### Exercise instructions:
The required output is every entry, printed exactly as written.

Saved entries
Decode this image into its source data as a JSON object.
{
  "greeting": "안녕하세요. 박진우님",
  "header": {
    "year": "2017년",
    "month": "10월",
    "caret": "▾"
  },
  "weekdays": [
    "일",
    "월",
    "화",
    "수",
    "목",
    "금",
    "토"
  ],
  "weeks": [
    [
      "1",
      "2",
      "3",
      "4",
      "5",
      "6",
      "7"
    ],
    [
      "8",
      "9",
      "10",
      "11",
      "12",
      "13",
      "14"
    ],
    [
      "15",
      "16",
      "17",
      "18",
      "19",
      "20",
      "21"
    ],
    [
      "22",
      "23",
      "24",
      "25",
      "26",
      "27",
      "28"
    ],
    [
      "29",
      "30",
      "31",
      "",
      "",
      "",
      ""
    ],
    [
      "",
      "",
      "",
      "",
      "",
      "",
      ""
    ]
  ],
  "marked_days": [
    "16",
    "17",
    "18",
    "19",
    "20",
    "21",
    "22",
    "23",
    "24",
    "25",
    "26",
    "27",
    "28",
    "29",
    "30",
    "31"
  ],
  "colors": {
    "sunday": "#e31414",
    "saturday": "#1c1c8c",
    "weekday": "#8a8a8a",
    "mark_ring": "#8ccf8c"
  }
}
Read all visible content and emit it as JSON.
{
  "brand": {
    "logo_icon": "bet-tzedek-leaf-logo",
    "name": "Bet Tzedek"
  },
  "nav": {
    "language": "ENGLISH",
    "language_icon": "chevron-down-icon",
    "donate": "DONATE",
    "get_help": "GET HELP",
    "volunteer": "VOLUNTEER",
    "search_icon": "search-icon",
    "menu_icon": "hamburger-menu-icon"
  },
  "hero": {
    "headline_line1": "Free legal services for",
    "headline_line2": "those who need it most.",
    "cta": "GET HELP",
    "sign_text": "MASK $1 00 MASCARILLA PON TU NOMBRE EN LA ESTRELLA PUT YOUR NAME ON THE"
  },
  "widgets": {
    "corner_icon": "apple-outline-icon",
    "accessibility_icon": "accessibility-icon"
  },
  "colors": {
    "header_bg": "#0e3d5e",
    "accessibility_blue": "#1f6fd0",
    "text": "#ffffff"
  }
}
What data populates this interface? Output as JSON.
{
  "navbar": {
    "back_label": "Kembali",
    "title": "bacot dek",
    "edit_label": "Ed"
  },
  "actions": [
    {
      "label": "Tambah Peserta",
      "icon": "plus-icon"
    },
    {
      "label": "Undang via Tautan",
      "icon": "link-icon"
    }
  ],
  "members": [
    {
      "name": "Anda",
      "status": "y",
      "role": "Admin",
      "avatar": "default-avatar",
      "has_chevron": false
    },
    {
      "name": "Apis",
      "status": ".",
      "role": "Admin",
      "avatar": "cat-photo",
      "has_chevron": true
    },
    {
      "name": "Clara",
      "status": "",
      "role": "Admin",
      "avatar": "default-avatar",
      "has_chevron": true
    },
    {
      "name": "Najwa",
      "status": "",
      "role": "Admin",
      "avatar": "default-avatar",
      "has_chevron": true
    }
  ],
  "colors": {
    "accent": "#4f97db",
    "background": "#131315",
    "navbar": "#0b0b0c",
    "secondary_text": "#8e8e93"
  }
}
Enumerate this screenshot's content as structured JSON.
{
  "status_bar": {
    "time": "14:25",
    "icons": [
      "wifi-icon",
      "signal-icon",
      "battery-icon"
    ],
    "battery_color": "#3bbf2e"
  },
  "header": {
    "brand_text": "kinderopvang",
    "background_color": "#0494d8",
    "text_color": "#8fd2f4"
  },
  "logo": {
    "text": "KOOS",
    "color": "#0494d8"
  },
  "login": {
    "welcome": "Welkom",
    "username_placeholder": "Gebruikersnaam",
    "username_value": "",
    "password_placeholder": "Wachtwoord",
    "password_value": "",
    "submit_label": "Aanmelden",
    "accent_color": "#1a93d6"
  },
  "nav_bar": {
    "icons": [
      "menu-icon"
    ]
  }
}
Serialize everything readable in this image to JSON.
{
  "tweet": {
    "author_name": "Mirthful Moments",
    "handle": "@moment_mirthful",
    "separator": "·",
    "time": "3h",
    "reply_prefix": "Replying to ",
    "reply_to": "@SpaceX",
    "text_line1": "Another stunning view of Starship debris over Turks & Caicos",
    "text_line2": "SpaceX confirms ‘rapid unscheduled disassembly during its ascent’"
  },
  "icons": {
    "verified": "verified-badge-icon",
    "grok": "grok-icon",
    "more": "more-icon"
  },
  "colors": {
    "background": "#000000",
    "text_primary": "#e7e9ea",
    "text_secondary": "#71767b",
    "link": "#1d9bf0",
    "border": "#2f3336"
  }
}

### Worked solution:
Decode this image into its source data as a JSON object.
{
  "greeting": "안녕하세요. 박진우님",
  "header": {
    "year": "2017년",
    "month": "10월",
    "caret": "▾"
  },
  "weekdays": [
    "일",
    "월",
    "화",
    "수",
    "목",
    "금",
    "토"
  ],
  "weeks": [
    [
      "1",
      "2",
      "3",
      "4",
      "5",
      "6",
      "7"
    ],
    [
      "8",
      "9",
      "10",
      "11",
      "12",
      "13",
      "14"
    ],
    [
      "15",
      "16",
      "17",
      "18",
      "19",
      "20",
      "21"
    ],
    [
      "22",
      "23",
      "24",
      "25",
      "26",
      "27",
      "28"
    ],
    [
      "29",
      "30",
      "31",
      "",
      "",
      "",
      ""
    ],
    [
      "",
      "",
      "",
      "",
      "",
      "",
      ""
    ]
  ],
  "marked_days": [
    "16",
    "17",
    "18",
    "19",
    "20",
    "21",
    "22",
    "23",
    "24",
    "25",
    "26",
    "27",
    "28",
    "29",
    "30",
    "31"
  ],
  "colors": {
    "sunday": "#e31414",
    "saturday": "#1c1c8c",
    "weekday": "#8a8a8a",
    "mark_ring": "#8ccf8c"
  }
}
Read all visible content and emit it as JSON.
{
  "brand": {
    "logo_icon": "bet-tzedek-leaf-logo",
    "name": "Bet Tzedek"
  },
  "nav": {
    "language": "ENGLISH",
    "language_icon": "chevron-down-icon",
    "donate": "DONATE",
    "get_help": "GET HELP",
    "volunteer": "VOLUNTEER",
    "search_icon": "search-icon",
    "menu_icon": "hamburger-menu-icon"
  },
  "hero": {
    "headline_line1": "Free legal services for",
    "headline_line2": "those who need it most.",
    "cta": "GET HELP",
    "sign_text": "MASK $1 00 MASCARILLA PON TU NOMBRE EN LA ESTRELLA PUT YOUR NAME ON THE"
  },
  "widgets": {
    "corner_icon": "apple-outline-icon",
    "accessibility_icon": "accessibility-icon"
  },
  "colors": {
    "header_bg": "#0e3d5e",
    "accessibility_blue": "#1f6fd0",
    "text": "#ffffff"
  }
}
What data populates this interface? Output as JSON.
{
  "navbar": {
    "back_label": "Kembali",
    "title": "bacot dek",
    "edit_label": "Ed"
  },
  "actions": [
    {
      "label": "Tambah Peserta",
      "icon": "plus-icon"
    },
    {
      "label": "Undang via Tautan",
      "icon": "link-icon"
    }
  ],
  "members": [
    {
      "name": "Anda",
      "status": "y",
      "role": "Admin",
      "avatar": "default-avatar",
      "has_chevron": false
    },
    {
      "name": "Apis",
      "status": ".",
      "role": "Admin",
      "avatar": "cat-photo",
      "has_chevron": true
    },
    {
      "name": "Clara",
      "status": "",
      "role": "Admin",
      "avatar": "default-avatar",
      "has_chevron": true
    },
    {
      "name": "Najwa",
      "status": "",
      "role": "Admin",
      "avatar": "default-avatar",
      "has_chevron": true
    }
  ],
  "colors": {
    "accent": "#4f97db",
    "background": "#131315",
    "navbar": "#0b0b0c",
    "secondary_text": "#8e8e93"
  }
}
Enumerate this screenshot's content as structured JSON.
{
  "status_bar": {
    "time": "14:25",
    "icons": [
      "wifi-icon",
      "signal-icon",
      "battery-icon"
    ],
    "battery_color": "#3bbf2e"
  },
  "header": {
    "brand_text": "kinderopvang",
    "background_color": "#0494d8",
    "text_color": "#8fd2f4"
  },
  "logo": {
    "text": "KOOS",
    "color": "#0494d8"
  },
  "login": {
    "welcome": "Welkom",
    "username_placeholder": "Gebruikersnaam",
    "username_value": "",
    "password_placeholder": "Wachtwoord",
    "password_value": "",
    "submit_label": "Aanmelden",
    "accent_color": "#1a93d6"
  },
  "nav_bar": {
    "icons": [
      "menu-icon"
    ]
  }
}
Serialize everything readable in this image to JSON.
{
  "tweet": {
    "author_name": "Mirthful Moments",
    "handle": "@moment_mirthful",
    "separator": "·",
    "time": "3h",
    "reply_prefix": "Replying to ",
    "reply_to": "@SpaceX",
    "text_line1": "Another stunning view of Starship debris over Turks & Caicos",
    "text_line2": "SpaceX confirms ‘rapid unscheduled disassembly during its ascent’"
  },
  "icons": {
    "verified": "verified-badge-icon",
    "grok": "grok-icon",
    "more": "more-icon"
  },
  "colors": {
    "background": "#000000",
    "text_primary": "#e7e9ea",
    "text_secondary": "#71767b",
    "link": "#1d9bf0",
    "border": "#2f3336"
  }
}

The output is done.